I got my masters in healthcare management and wound up going into marketing, but when looking for a new job, I still feel like having pharma/medical sales on my resume is a red flag that I have to explain away or defend against, explaining why I left, and that I am a very intelligent person with many skills, that I’m not just a “rep”, because some hiring managers and recruiters still look at the years of medical sales and ask what I could do at a company/in a role. Even with the past few years of marketing (in a corporate position not directly in healthcare), job searches and LinkedIn keep recommending sales jobs.

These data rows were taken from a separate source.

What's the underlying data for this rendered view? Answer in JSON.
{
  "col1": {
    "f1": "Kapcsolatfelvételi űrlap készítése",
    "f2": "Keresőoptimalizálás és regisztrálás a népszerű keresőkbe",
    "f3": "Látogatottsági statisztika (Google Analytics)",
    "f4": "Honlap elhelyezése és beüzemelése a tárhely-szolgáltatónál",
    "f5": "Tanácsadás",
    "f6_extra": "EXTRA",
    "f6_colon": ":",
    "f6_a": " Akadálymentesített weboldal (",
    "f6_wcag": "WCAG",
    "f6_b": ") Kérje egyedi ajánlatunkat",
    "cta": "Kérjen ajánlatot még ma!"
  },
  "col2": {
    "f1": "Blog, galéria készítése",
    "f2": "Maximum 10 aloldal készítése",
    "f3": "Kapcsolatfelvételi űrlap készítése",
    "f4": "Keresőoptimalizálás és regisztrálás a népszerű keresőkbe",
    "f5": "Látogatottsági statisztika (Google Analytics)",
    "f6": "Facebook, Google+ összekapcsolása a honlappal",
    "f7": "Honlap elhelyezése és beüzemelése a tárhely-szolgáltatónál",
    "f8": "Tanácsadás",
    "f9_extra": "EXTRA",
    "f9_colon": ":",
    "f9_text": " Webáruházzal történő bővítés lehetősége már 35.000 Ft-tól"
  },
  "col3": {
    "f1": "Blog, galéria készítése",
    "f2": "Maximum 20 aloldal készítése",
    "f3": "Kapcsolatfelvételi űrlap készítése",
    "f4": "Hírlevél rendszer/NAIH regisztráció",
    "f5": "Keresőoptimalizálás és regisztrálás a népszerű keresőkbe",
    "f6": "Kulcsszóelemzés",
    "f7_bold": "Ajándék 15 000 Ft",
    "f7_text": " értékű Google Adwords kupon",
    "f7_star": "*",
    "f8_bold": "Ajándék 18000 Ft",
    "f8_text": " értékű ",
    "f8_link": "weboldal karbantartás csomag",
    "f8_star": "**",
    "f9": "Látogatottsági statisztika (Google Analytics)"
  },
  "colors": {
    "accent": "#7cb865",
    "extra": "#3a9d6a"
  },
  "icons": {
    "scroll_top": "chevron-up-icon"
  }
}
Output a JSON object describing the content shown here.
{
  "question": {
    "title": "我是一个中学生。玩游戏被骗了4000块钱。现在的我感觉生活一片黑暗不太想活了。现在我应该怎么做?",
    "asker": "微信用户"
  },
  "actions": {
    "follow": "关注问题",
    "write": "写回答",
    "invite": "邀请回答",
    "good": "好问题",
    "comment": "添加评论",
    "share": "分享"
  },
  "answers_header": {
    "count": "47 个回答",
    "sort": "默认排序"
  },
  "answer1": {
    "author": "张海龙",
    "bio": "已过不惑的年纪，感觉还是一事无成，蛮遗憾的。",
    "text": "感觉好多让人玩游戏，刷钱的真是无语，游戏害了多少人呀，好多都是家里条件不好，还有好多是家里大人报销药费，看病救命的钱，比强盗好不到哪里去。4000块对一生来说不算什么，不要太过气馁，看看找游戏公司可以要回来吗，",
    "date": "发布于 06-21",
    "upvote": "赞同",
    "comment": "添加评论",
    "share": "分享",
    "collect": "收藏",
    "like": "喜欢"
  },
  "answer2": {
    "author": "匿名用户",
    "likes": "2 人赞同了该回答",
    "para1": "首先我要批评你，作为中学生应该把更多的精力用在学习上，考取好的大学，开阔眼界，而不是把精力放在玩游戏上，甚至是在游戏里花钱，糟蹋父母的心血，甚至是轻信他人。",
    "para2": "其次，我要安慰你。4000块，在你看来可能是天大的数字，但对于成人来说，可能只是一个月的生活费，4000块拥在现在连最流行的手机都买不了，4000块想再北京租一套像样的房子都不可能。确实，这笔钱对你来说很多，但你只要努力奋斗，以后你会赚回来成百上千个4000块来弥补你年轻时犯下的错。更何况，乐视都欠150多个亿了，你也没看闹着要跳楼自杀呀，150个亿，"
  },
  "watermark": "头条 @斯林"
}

It’s very hard to dig yourself out of sales once you go down that road. If I could do it again, I would go into regulatory or become a PA or NP with a business background, as there are so many jobs out there for those roles, and more flexibility to shape your career.
Glad you were able to at least somewhat "reinvent" yourself. I was not so lucky. I got pushed out of my pharma job at 50, and after a couple of false starts with non-pharma related, bottom feeder sales jobs, I opted to retire and throw up the white flag...I make a few sheckles here and there buying from thrift stores and flea markets and selling on Ebay.
Pharma truly is a blessing and a curse. A scarlet letter that most come to regret choosing...It follows you around for the rest of your "career" like a bad smell or a cold sore.
Some people will want to throw stones at this, but unless you are “there” you have no idea how hard it is to effectively compete for a new pharma job despite the ‘many years of experience”. The fact is you learn 90% of what you really need to know in the first two years, so 20 years is really mostly 2 years repeated 10 times. I don’t mean that to disrespect the poster or other 20 years reps I think if you objectively look at the realities you can see why being an older rep becomes a tough sell
Isn't any job like that? Teacher, by year two you have your lesson plans that you repeat. Office staff, month in month out of the same check lists by year two you pretty much know them by heart. Factory worker on the line....same job same parts day in day out.